Data records
== Segment start ==
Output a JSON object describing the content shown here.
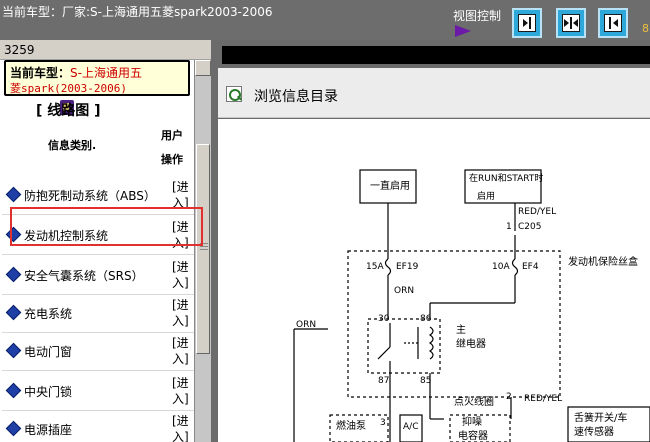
{
  "app": {
    "title": "当前车型：厂家:S-上海通用五菱spark2003-2006",
    "view_control_label": "视图控制",
    "edge_number": "8"
  },
  "left_panel": {
    "code": "3259",
    "vehicle_label": "当前车型：",
    "vehicle_value": "S-上海通用五",
    "vehicle_value_2": "菱spark(2003-2006)",
    "diagram_title": "[ 线路图 ]",
    "header_info": "信息类别.",
    "header_ops_1": "用户",
    "header_ops_2": "操作",
    "items": [
      {
        "name": "防抱死制动系统（ABS）",
        "enter1": "[进",
        "enter2": "入]"
      },
      {
        "name": "发动机控制系统",
        "enter1": "[进",
        "enter2": "入]"
      },
      {
        "name": "安全气囊系统（SRS）",
        "enter1": "[进",
        "enter2": "入]"
      },
      {
        "name": "充电系统",
        "enter1": "[进",
        "enter2": "入]"
      },
      {
        "name": "电动门窗",
        "enter1": "[进",
        "enter2": "入]"
      },
      {
        "name": "中央门锁",
        "enter1": "[进",
        "enter2": "入]"
      },
      {
        "name": "电源插座",
        "enter1": "[进",
        "enter2": "入]"
      }
    ],
    "selected_index": 1
  },
  "right_panel": {
    "browse_label": "浏览信息目录"
  },
  "diagram": {
    "box_always_on": "一直启用",
    "box_run_start_1": "在RUN和START时",
    "box_run_start_2": "启用",
    "wire_red_yel": "RED/YEL",
    "conn_c205": "C205",
    "pin_1": "1",
    "fuse_15a": "15A",
    "fuse_ef19": "EF19",
    "fuse_10a": "10A",
    "fuse_ef4": "EF4",
    "fuse_box_label": "发动机保险丝盒",
    "wire_orn_top": "ORN",
    "wire_orn_left": "ORN",
    "pin_30": "30",
    "pin_86": "86",
    "pin_87": "87",
    "pin_85": "85",
    "relay_label_1": "主",
    "relay_label_2": "继电器",
    "ignition_coil": "点火线圈",
    "pin_2": "2",
    "pin_3": "3",
    "wire_red_yel_2": "RED/YEL",
    "fuel_pump": "燃油泵",
    "ac_label": "A/C",
    "suppress_1": "抑噪",
    "suppress_2": "电容器",
    "tongue_switch_1": "舌簧开关/车",
    "tongue_switch_2": "速传感器"
  }
}
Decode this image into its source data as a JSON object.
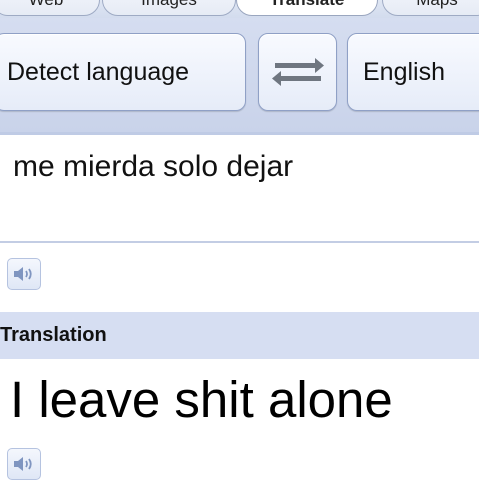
{
  "tabs": [
    {
      "label": "Web"
    },
    {
      "label": "Images"
    },
    {
      "label": "Translate"
    },
    {
      "label": "Maps"
    }
  ],
  "language_bar": {
    "source_language": "Detect language",
    "target_language": "English",
    "swap_icon": "swap-arrows-icon"
  },
  "source": {
    "text": "me mierda solo dejar",
    "speaker_icon": "speaker-icon"
  },
  "translation": {
    "header": "Translation",
    "text": "I leave shit alone",
    "speaker_icon": "speaker-icon"
  },
  "colors": {
    "bar_background": "#cfd8ee",
    "button_border": "#8fa0c6",
    "header_background": "#d6def2"
  }
}
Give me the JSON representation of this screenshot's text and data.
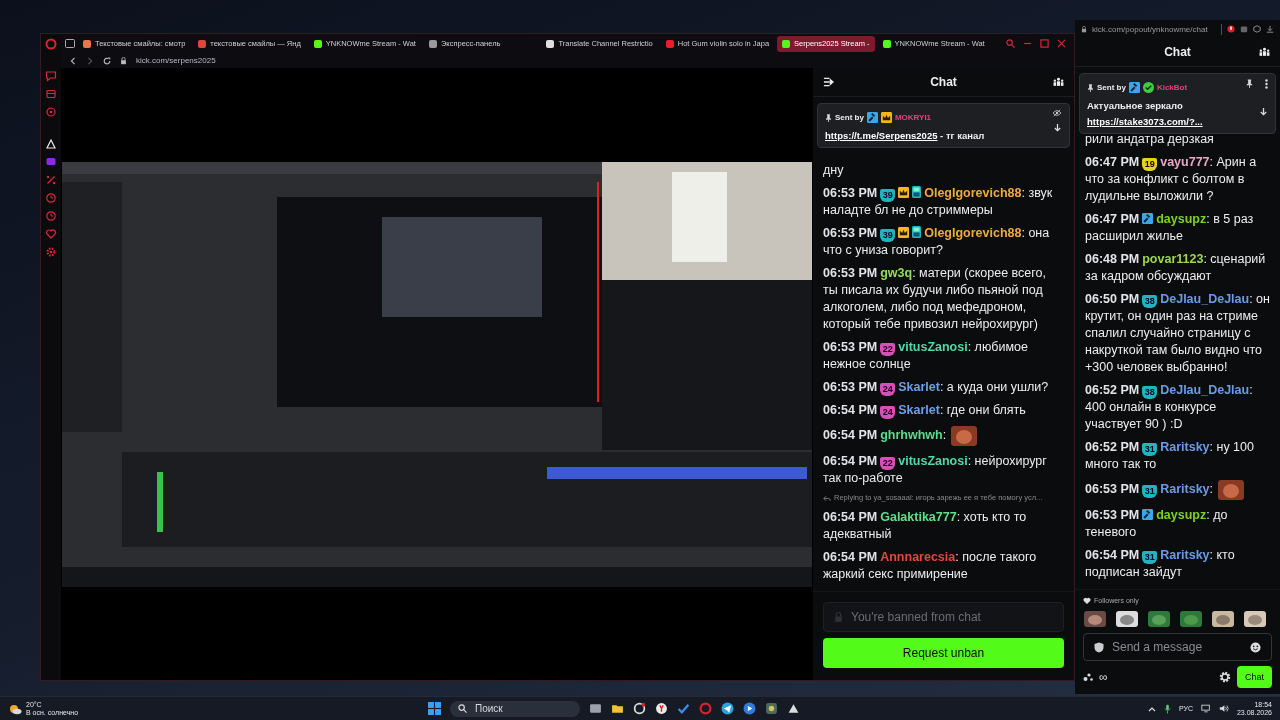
{
  "browser": {
    "tabs": [
      {
        "label": "Текстовые смайлы: смотр",
        "selected": false
      },
      {
        "label": "текстовые смайлы — Янд",
        "selected": false
      },
      {
        "label": "YNKNOWme Stream - Wat",
        "selected": false
      },
      {
        "label": "Экспресс-панель",
        "selected": false
      },
      {
        "label": "Translate Channel Restrictio",
        "selected": false
      },
      {
        "label": "Hot Gum violin solo in Japa",
        "selected": false
      },
      {
        "label": "Serpens2025 Stream -",
        "selected": true
      },
      {
        "label": "YNKNOWme Stream - Wat",
        "selected": false
      }
    ],
    "address": "kick.com/serpens2025"
  },
  "stream_chat": {
    "title": "Chat",
    "pinned": {
      "label": "Sent by",
      "badges": [
        {
          "kind": "moderator"
        },
        {
          "kind": "crown"
        }
      ],
      "user": "MOKRYI1",
      "color": "#e0457b",
      "link": "https://t.me/Serpens2025",
      "suffix": " - тг канал"
    },
    "messages": [
      {
        "kind": "continuation",
        "text": "дну"
      },
      {
        "kind": "message",
        "time": "06:53 PM",
        "badges": [
          {
            "kind": "sub",
            "label": "39",
            "color": "#1fb5c0"
          },
          {
            "kind": "crown"
          },
          {
            "kind": "og"
          }
        ],
        "user": "OlegIgorevich88",
        "color": "#f2a93b",
        "text": ": звук наладте бл не до стриммеры"
      },
      {
        "kind": "message",
        "time": "06:53 PM",
        "badges": [
          {
            "kind": "sub",
            "label": "39",
            "color": "#1fb5c0"
          },
          {
            "kind": "crown"
          },
          {
            "kind": "og"
          }
        ],
        "user": "OlegIgorevich88",
        "color": "#f2a93b",
        "text": ": она что с униза говорит?"
      },
      {
        "kind": "message",
        "time": "06:53 PM",
        "user": "gw3q",
        "color": "#8fe05a",
        "text": ": матери (скорее всего, ты писала их будучи либо пьяной под алкоголем, либо под мефедроном, который тебе привозил нейрохирург)"
      },
      {
        "kind": "message",
        "time": "06:53 PM",
        "badges": [
          {
            "kind": "sub",
            "label": "22",
            "color": "#d84fb7"
          }
        ],
        "user": "vitusZanosi",
        "color": "#4fd8a8",
        "text": ": любимое нежное солнце"
      },
      {
        "kind": "message",
        "time": "06:53 PM",
        "badges": [
          {
            "kind": "sub",
            "label": "24",
            "color": "#d84fb7"
          }
        ],
        "user": "Skarlet",
        "color": "#6f9fe8",
        "text": ": а куда они ушли?"
      },
      {
        "kind": "message",
        "time": "06:54 PM",
        "badges": [
          {
            "kind": "sub",
            "label": "24",
            "color": "#d84fb7"
          }
        ],
        "user": "Skarlet",
        "color": "#6f9fe8",
        "text": ": где они блять"
      },
      {
        "kind": "message",
        "time": "06:54 PM",
        "user": "ghrhwhwh",
        "color": "#5bdc8c",
        "text": ":",
        "emote": true
      },
      {
        "kind": "message",
        "time": "06:54 PM",
        "badges": [
          {
            "kind": "sub",
            "label": "22",
            "color": "#d84fb7"
          }
        ],
        "user": "vitusZanosi",
        "color": "#4fd8a8",
        "text": ": нейрохирург так по-работе"
      },
      {
        "kind": "reply",
        "text": "Replying to ya_sosaaal: игорь зарежь ее я тебе помогу усл..."
      },
      {
        "kind": "message",
        "time": "06:54 PM",
        "user": "Galaktika777",
        "color": "#5ee08a",
        "text": ": хоть кто то адекватный"
      },
      {
        "kind": "message",
        "time": "06:54 PM",
        "user": "Annnarecsia",
        "color": "#e8453c",
        "text": ": после такого жаркий секс примирение"
      }
    ],
    "footer": {
      "kind": "banned",
      "placeholder": "You're banned from chat",
      "button": "Request unban"
    }
  },
  "popout": {
    "address": "kick.com/popout/ynknowme/chat",
    "title": "Chat",
    "pinned": {
      "label": "Sent by",
      "badges": [
        {
          "kind": "moderator"
        },
        {
          "kind": "verified"
        }
      ],
      "user": "KickBot",
      "color": "#e0457b",
      "text": "Актуальное зеркало",
      "link": "https://stake3073.com/?..."
    },
    "messages": [
      {
        "kind": "continuation",
        "text": "рили андатра дерзкая"
      },
      {
        "kind": "message",
        "time": "06:47 PM",
        "badges": [
          {
            "kind": "sub",
            "label": "19",
            "color": "#e8d21f"
          }
        ],
        "user": "vayu777",
        "color": "#e8a8c8",
        "text": ": Арин а что за конфликт с болтом в лудильне выложили ?"
      },
      {
        "kind": "message",
        "time": "06:47 PM",
        "badges": [
          {
            "kind": "moderator"
          }
        ],
        "user": "daysupz",
        "color": "#7ed321",
        "text": ": в 5 раз расширил жилье"
      },
      {
        "kind": "message",
        "time": "06:48 PM",
        "user": "povar1123",
        "color": "#9ad94e",
        "text": ": сценарий за кадром обсуждают"
      },
      {
        "kind": "message",
        "time": "06:50 PM",
        "badges": [
          {
            "kind": "sub",
            "label": "38",
            "color": "#1fb5c0"
          }
        ],
        "user": "DeJlau_DeJlau",
        "color": "#6b9be8",
        "text": ": он крутит, он один раз на стриме спалил случайно страницу с накруткой там было видно что +300 человек выбранно!"
      },
      {
        "kind": "message",
        "time": "06:52 PM",
        "badges": [
          {
            "kind": "sub",
            "label": "38",
            "color": "#1fb5c0"
          }
        ],
        "user": "DeJlau_DeJlau",
        "color": "#6b9be8",
        "text": ": 400 онлайн в конкурсе участвует 90 ) :D"
      },
      {
        "kind": "message",
        "time": "06:52 PM",
        "badges": [
          {
            "kind": "sub",
            "label": "31",
            "color": "#1fb5c0"
          }
        ],
        "user": "Raritsky",
        "color": "#6b9be8",
        "text": ": ну 100 много так то"
      },
      {
        "kind": "message",
        "time": "06:53 PM",
        "badges": [
          {
            "kind": "sub",
            "label": "31",
            "color": "#1fb5c0"
          }
        ],
        "user": "Raritsky",
        "color": "#6b9be8",
        "text": ":",
        "emote": true
      },
      {
        "kind": "message",
        "time": "06:53 PM",
        "badges": [
          {
            "kind": "moderator"
          }
        ],
        "user": "daysupz",
        "color": "#7ed321",
        "text": ": до теневого"
      },
      {
        "kind": "message",
        "time": "06:54 PM",
        "badges": [
          {
            "kind": "sub",
            "label": "31",
            "color": "#1fb5c0"
          }
        ],
        "user": "Raritsky",
        "color": "#6b9be8",
        "text": ": кто подписан зайдут"
      }
    ],
    "footer": {
      "kind": "composer",
      "followers_label": "Followers only",
      "placeholder": "Send a message",
      "mode": "∞",
      "button": "Chat"
    }
  },
  "taskbar": {
    "temperature": "20°C",
    "weather": "В осн. солнечно",
    "search_placeholder": "Поиск",
    "language": "РУС",
    "time": "18:54",
    "date": "23.08.2026"
  }
}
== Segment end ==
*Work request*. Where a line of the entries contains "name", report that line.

*Result below*.
        "name": "防抱死制动系统（ABS）",
        "name": "发动机控制系统",
        "name": "安全气囊系统（SRS）",
        "name": "充电系统",
        "name": "电动门窗",
        "name": "中央门锁",
        "name": "电源插座",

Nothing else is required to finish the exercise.